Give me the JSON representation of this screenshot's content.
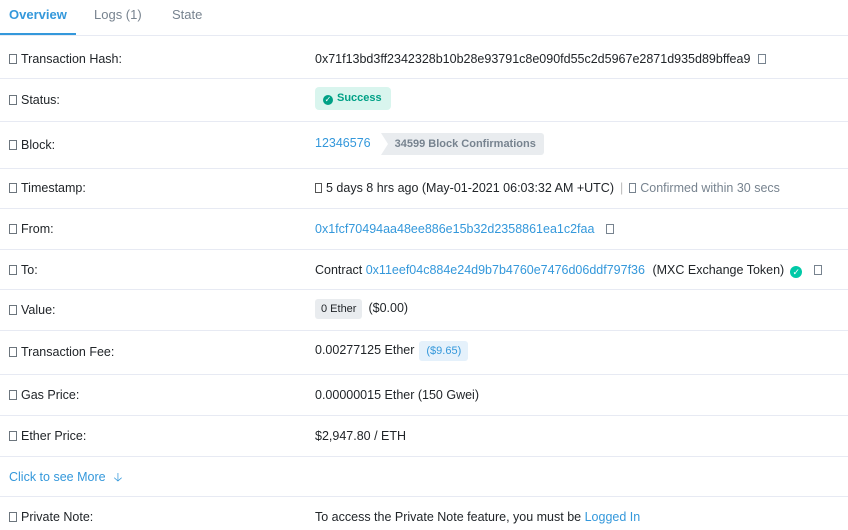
{
  "tabs": [
    {
      "label": "Overview"
    },
    {
      "label": "Logs (1)"
    },
    {
      "label": "State"
    }
  ],
  "rows": {
    "hash": {
      "label": "Transaction Hash:",
      "value": "0x71f13bd3ff2342328b10b28e93791c8e090fd55c2d5967e2871d935d89bffea9"
    },
    "status": {
      "label": "Status:",
      "value": "Success"
    },
    "block": {
      "label": "Block:",
      "value": "12346576",
      "confirmations": "34599 Block Confirmations"
    },
    "timestamp": {
      "label": "Timestamp:",
      "value": "5 days 8 hrs ago (May-01-2021 06:03:32 AM +UTC)",
      "separator": "|",
      "confirmed": "Confirmed within 30 secs"
    },
    "from": {
      "label": "From:",
      "value": "0x1fcf70494aa48ee886e15b32d2358861ea1c2faa"
    },
    "to": {
      "label": "To:",
      "prefix": "Contract",
      "address": "0x11eef04c884e24d9b7b4760e7476d06ddf797f36",
      "token": "(MXC Exchange Token)"
    },
    "value": {
      "label": "Value:",
      "amount": "0 Ether",
      "usd": "($0.00)"
    },
    "fee": {
      "label": "Transaction Fee:",
      "amount": "0.00277125 Ether",
      "usd": "($9.65)"
    },
    "gas": {
      "label": "Gas Price:",
      "value": "0.00000015 Ether (150 Gwei)"
    },
    "ether_price": {
      "label": "Ether Price:",
      "value": "$2,947.80 / ETH"
    },
    "note": {
      "label": "Private Note:",
      "text": "To access the Private Note feature, you must be",
      "link": "Logged In"
    }
  },
  "more": {
    "label": "Click to see More",
    "icon": "arrow-down-icon"
  },
  "colors": {
    "accent": "#3498db",
    "success": "#00a186",
    "border": "#e7eaf3"
  }
}
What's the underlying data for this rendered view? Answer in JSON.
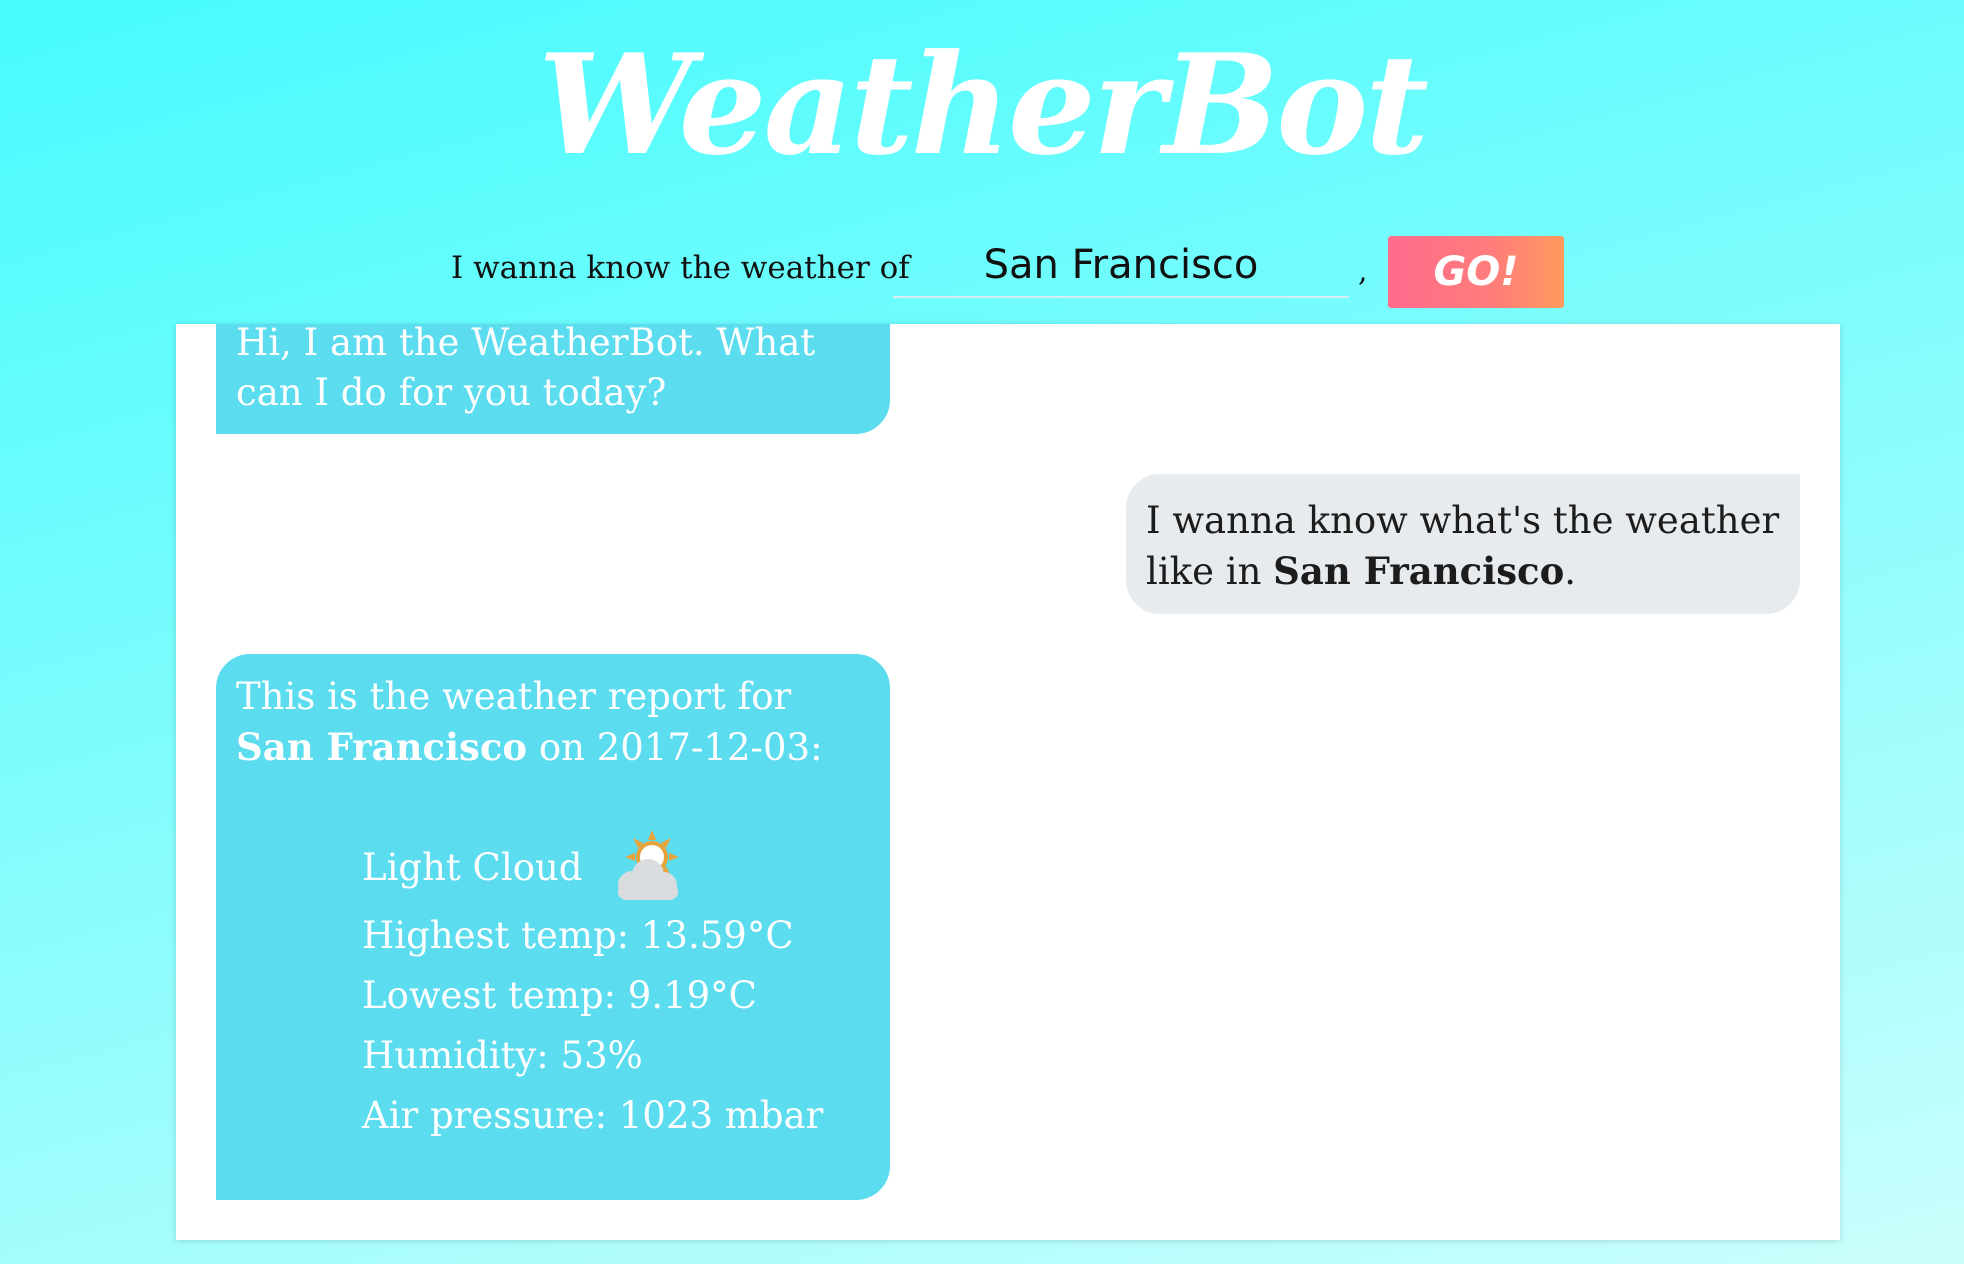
{
  "app": {
    "title": "WeatherBot"
  },
  "query": {
    "label": "I wanna know the weather of",
    "city_value": "San Francisco",
    "comma": ",",
    "go_label": "GO!"
  },
  "colors": {
    "bot_bubble": "#5bdcef",
    "user_bubble": "#e8ebee",
    "go_gradient_start": "#ff6b8e",
    "go_gradient_end": "#ff9a5e",
    "background_top": "#46fbfd",
    "background_bottom": "#cafefc"
  },
  "chat": {
    "bot_greeting": "Hi, I am the WeatherBot. What can I do for you today?",
    "user_message": {
      "prefix": "I wanna know what's the weather like in ",
      "city": "San Francisco",
      "suffix": "."
    },
    "bot_report": {
      "prefix": "This is the weather report for ",
      "city": "San Francisco",
      "middle": " on ",
      "date": "2017-12-03",
      "suffix": ":",
      "condition": "Light Cloud",
      "condition_icon": "light-cloud-icon",
      "highest_temp": "Highest temp: 13.59°C",
      "lowest_temp": "Lowest temp: 9.19°C",
      "humidity": "Humidity: 53%",
      "air_pressure": "Air pressure: 1023 mbar"
    }
  }
}
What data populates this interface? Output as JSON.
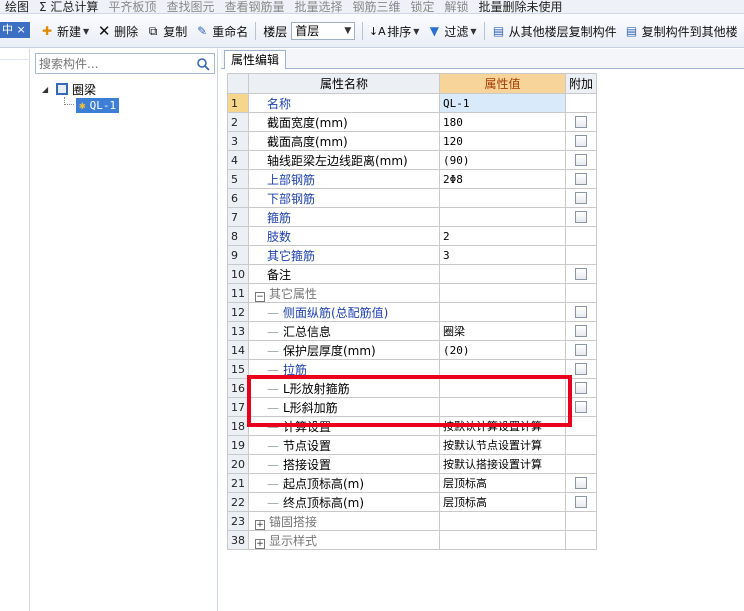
{
  "menubar": {
    "items": [
      {
        "label": "绘图",
        "dim": false
      },
      {
        "label": "Σ 汇总计算",
        "dim": false
      },
      {
        "label": "平齐板顶",
        "dim": true
      },
      {
        "label": "查找图元",
        "dim": true
      },
      {
        "label": "查看钢筋量",
        "dim": true
      },
      {
        "label": "批量选择",
        "dim": true
      },
      {
        "label": "钢筋三维",
        "dim": true
      },
      {
        "label": "锁定",
        "dim": true
      },
      {
        "label": "解锁",
        "dim": true
      },
      {
        "label": "批量删除未使用",
        "dim": false
      }
    ]
  },
  "left_tab": {
    "label": "中 ×"
  },
  "toolbar": {
    "new_label": "新建",
    "delete_label": "删除",
    "copy_label": "复制",
    "rename_label": "重命名",
    "floor_label": "楼层",
    "floor_value": "首层",
    "sort_label": "排序",
    "filter_label": "过滤",
    "copy_from_floor_label": "从其他楼层复制构件",
    "copy_to_floor_label": "复制构件到其他楼"
  },
  "tree": {
    "search_placeholder": "搜索构件...",
    "root_label": "圈梁",
    "child_label": "QL-1"
  },
  "props": {
    "tab_label": "属性编辑",
    "header": {
      "num": "",
      "name": "属性名称",
      "value": "属性值",
      "extra": "附加"
    },
    "rows": [
      {
        "num": "1",
        "name": "名称",
        "value": "QL-1",
        "style": "blue",
        "check": false,
        "selected": true,
        "indent": 0
      },
      {
        "num": "2",
        "name": "截面宽度(mm)",
        "value": "180",
        "style": "normal",
        "check": true,
        "indent": 0
      },
      {
        "num": "3",
        "name": "截面高度(mm)",
        "value": "120",
        "style": "normal",
        "check": true,
        "indent": 0
      },
      {
        "num": "4",
        "name": "轴线距梁左边线距离(mm)",
        "value": "(90)",
        "style": "normal",
        "check": true,
        "indent": 0
      },
      {
        "num": "5",
        "name": "上部钢筋",
        "value": "2Φ8",
        "style": "blue",
        "check": true,
        "indent": 0
      },
      {
        "num": "6",
        "name": "下部钢筋",
        "value": "",
        "style": "blue",
        "check": true,
        "indent": 0
      },
      {
        "num": "7",
        "name": "箍筋",
        "value": "",
        "style": "blue",
        "check": true,
        "indent": 0
      },
      {
        "num": "8",
        "name": "肢数",
        "value": "2",
        "style": "blue",
        "check": false,
        "indent": 0
      },
      {
        "num": "9",
        "name": "其它箍筋",
        "value": "3",
        "style": "blue",
        "check": false,
        "indent": 0
      },
      {
        "num": "10",
        "name": "备注",
        "value": "",
        "style": "normal",
        "check": true,
        "indent": 0
      },
      {
        "num": "11",
        "name": "其它属性",
        "value": "",
        "style": "group",
        "check": false,
        "indent": 0,
        "toggle": "−"
      },
      {
        "num": "12",
        "name": "侧面纵筋(总配筋值)",
        "value": "",
        "style": "blue",
        "check": true,
        "indent": 1
      },
      {
        "num": "13",
        "name": "汇总信息",
        "value": "圈梁",
        "style": "normal",
        "check": true,
        "indent": 1
      },
      {
        "num": "14",
        "name": "保护层厚度(mm)",
        "value": "(20)",
        "style": "normal",
        "check": true,
        "indent": 1
      },
      {
        "num": "15",
        "name": "拉筋",
        "value": "",
        "style": "blue",
        "check": true,
        "indent": 1
      },
      {
        "num": "16",
        "name": "L形放射箍筋",
        "value": "",
        "style": "normal",
        "check": true,
        "indent": 1
      },
      {
        "num": "17",
        "name": "L形斜加筋",
        "value": "",
        "style": "normal",
        "check": true,
        "indent": 1
      },
      {
        "num": "18",
        "name": "计算设置",
        "value": "按默认计算设置计算",
        "style": "normal",
        "check": false,
        "indent": 1
      },
      {
        "num": "19",
        "name": "节点设置",
        "value": "按默认节点设置计算",
        "style": "normal",
        "check": false,
        "indent": 1
      },
      {
        "num": "20",
        "name": "搭接设置",
        "value": "按默认搭接设置计算",
        "style": "normal",
        "check": false,
        "indent": 1
      },
      {
        "num": "21",
        "name": "起点顶标高(m)",
        "value": "层顶标高",
        "style": "normal",
        "check": true,
        "indent": 1
      },
      {
        "num": "22",
        "name": "终点顶标高(m)",
        "value": "层顶标高",
        "style": "normal",
        "check": true,
        "indent": 1
      },
      {
        "num": "23",
        "name": "锚固搭接",
        "value": "",
        "style": "group",
        "check": false,
        "indent": 0,
        "toggle": "+"
      },
      {
        "num": "38",
        "name": "显示样式",
        "value": "",
        "style": "group",
        "check": false,
        "indent": 0,
        "toggle": "+"
      }
    ]
  },
  "colors": {
    "highlight": "#e8001c",
    "header_value_bg": "#f7d49a",
    "selected_row": "#d9ebfb",
    "tree_selected": "#3d7ed6"
  }
}
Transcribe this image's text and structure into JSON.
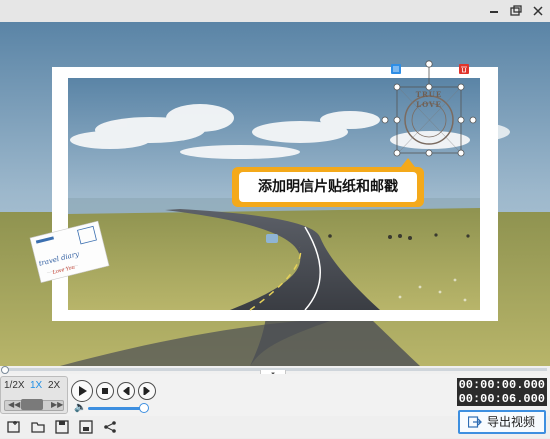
{
  "window": {
    "minimize_icon": "minimize-icon",
    "restore_icon": "restore-icon",
    "close_icon": "close-icon"
  },
  "preview": {
    "callout_text": "添加明信片贴纸和邮戳",
    "stamp_text_top": "TRUE",
    "stamp_text_bottom": "LOVE",
    "postcard_title": "travel diary",
    "postcard_sub": "Love You"
  },
  "playback": {
    "speeds": [
      "1/2X",
      "1X",
      "2X"
    ],
    "active_speed": "1X",
    "current_time": "00:00:00.000",
    "total_time": "00:00:06.000",
    "position_fraction": 0.0,
    "volume_fraction": 0.95
  },
  "toolbar": {
    "export_label": "导出视频",
    "icons": [
      "add-image-icon",
      "open-folder-icon",
      "save-icon",
      "save-as-icon",
      "share-icon"
    ]
  },
  "colors": {
    "accent": "#3d8fe0",
    "callout": "#f4a91a",
    "delete": "#e0342b"
  }
}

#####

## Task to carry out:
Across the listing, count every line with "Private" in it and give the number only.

## Response area:
2